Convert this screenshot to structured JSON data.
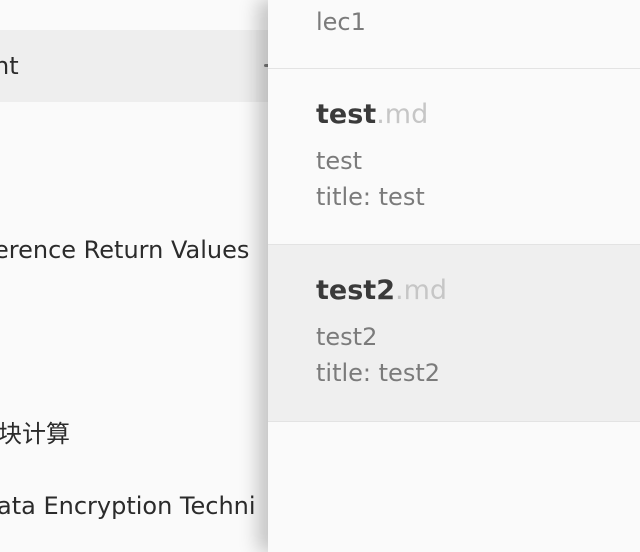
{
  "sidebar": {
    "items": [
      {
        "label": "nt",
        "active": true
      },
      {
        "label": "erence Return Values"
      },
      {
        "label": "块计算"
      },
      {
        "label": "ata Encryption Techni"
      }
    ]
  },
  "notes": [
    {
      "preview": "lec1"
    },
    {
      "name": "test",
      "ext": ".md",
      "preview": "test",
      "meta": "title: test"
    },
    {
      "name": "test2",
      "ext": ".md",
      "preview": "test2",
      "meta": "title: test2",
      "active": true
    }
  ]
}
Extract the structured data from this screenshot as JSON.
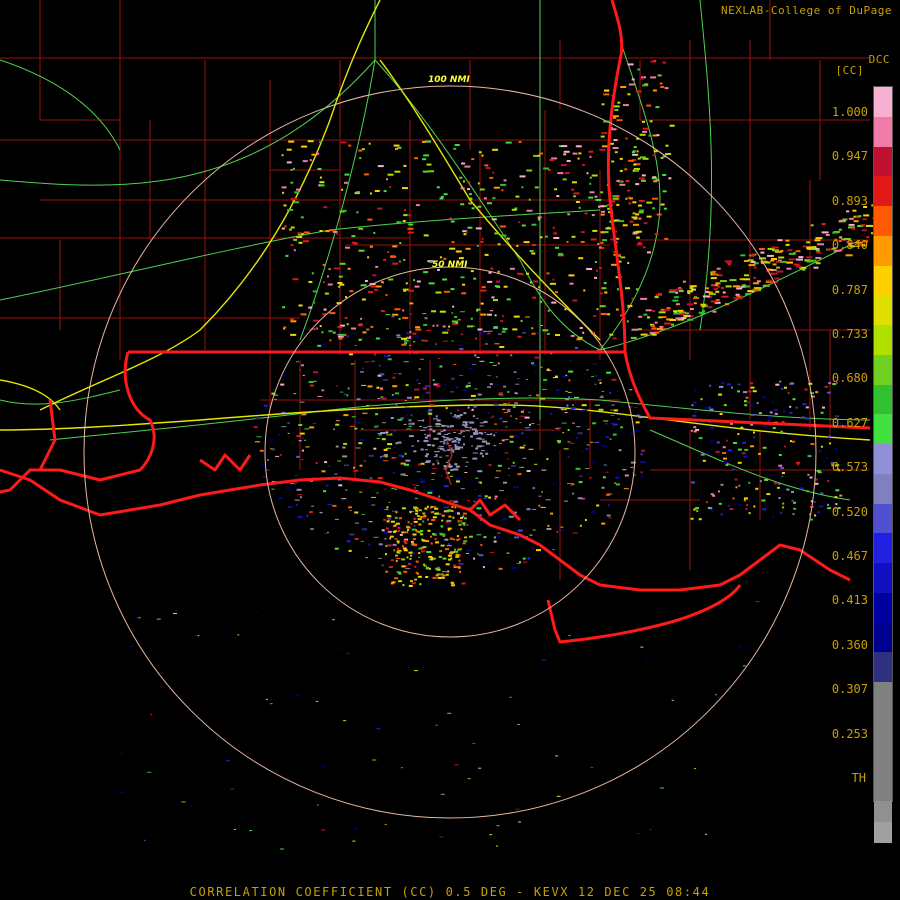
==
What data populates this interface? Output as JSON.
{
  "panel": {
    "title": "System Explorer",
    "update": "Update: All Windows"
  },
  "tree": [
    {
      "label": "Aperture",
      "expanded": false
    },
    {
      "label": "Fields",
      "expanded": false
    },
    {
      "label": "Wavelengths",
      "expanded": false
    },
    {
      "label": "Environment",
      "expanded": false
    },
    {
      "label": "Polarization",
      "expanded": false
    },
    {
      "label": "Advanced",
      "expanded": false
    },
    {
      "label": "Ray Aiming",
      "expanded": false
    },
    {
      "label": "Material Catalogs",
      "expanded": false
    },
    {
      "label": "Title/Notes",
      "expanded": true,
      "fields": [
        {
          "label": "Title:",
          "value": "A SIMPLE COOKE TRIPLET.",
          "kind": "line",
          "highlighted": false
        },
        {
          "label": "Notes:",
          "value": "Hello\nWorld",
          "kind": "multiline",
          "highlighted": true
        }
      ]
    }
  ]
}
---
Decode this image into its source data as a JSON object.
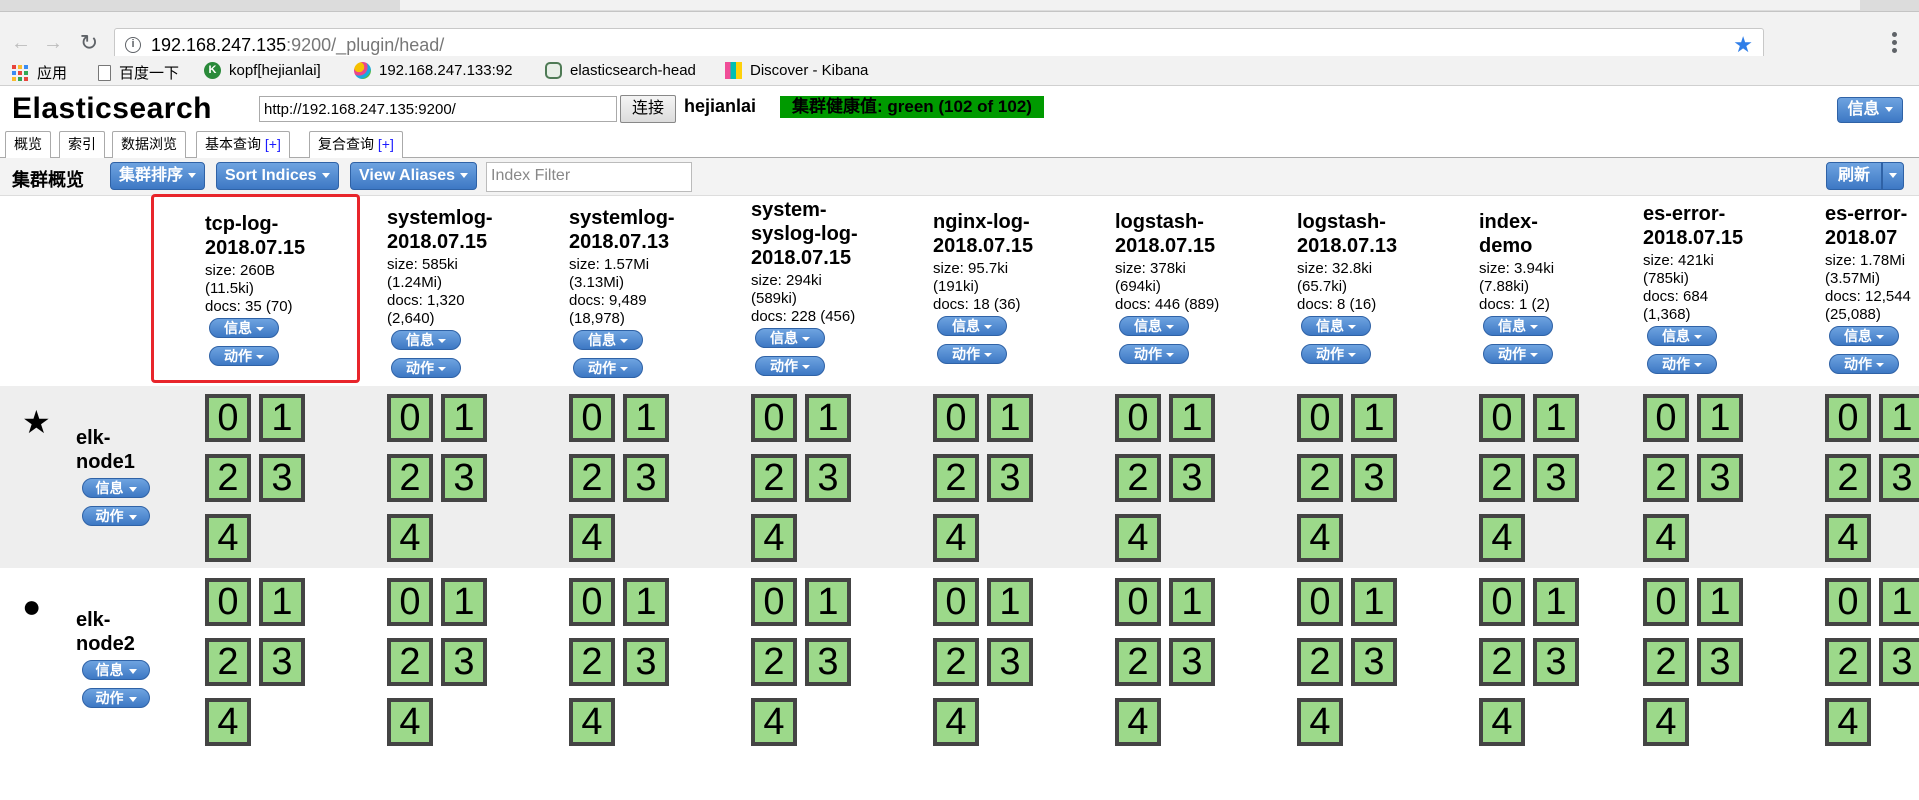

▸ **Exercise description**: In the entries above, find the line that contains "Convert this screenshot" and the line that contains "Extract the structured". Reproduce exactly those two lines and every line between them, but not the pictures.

▸ **Completed task**:
Convert this screenshot to structured JSON data.
{
  "sidebar": {
    "items": [
      {
        "label": "nt",
        "active": true
      },
      {
        "label": "erence Return Values"
      },
      {
        "label": "块计算"
      },
      {
        "label": "ata Encryption Techni"
      }
    ]
  },
  "notes": [
    {
      "preview": "lec1"
    },
    {
      "name": "test",
      "ext": ".md",
      "preview": "test",
      "meta": "title: test"
    },
    {
      "name": "test2",
      "ext": ".md",
      "preview": "test2",
      "meta": "title: test2",
      "active": true
    }
  ]
}
Extract the structured data from this screenshot as JSON.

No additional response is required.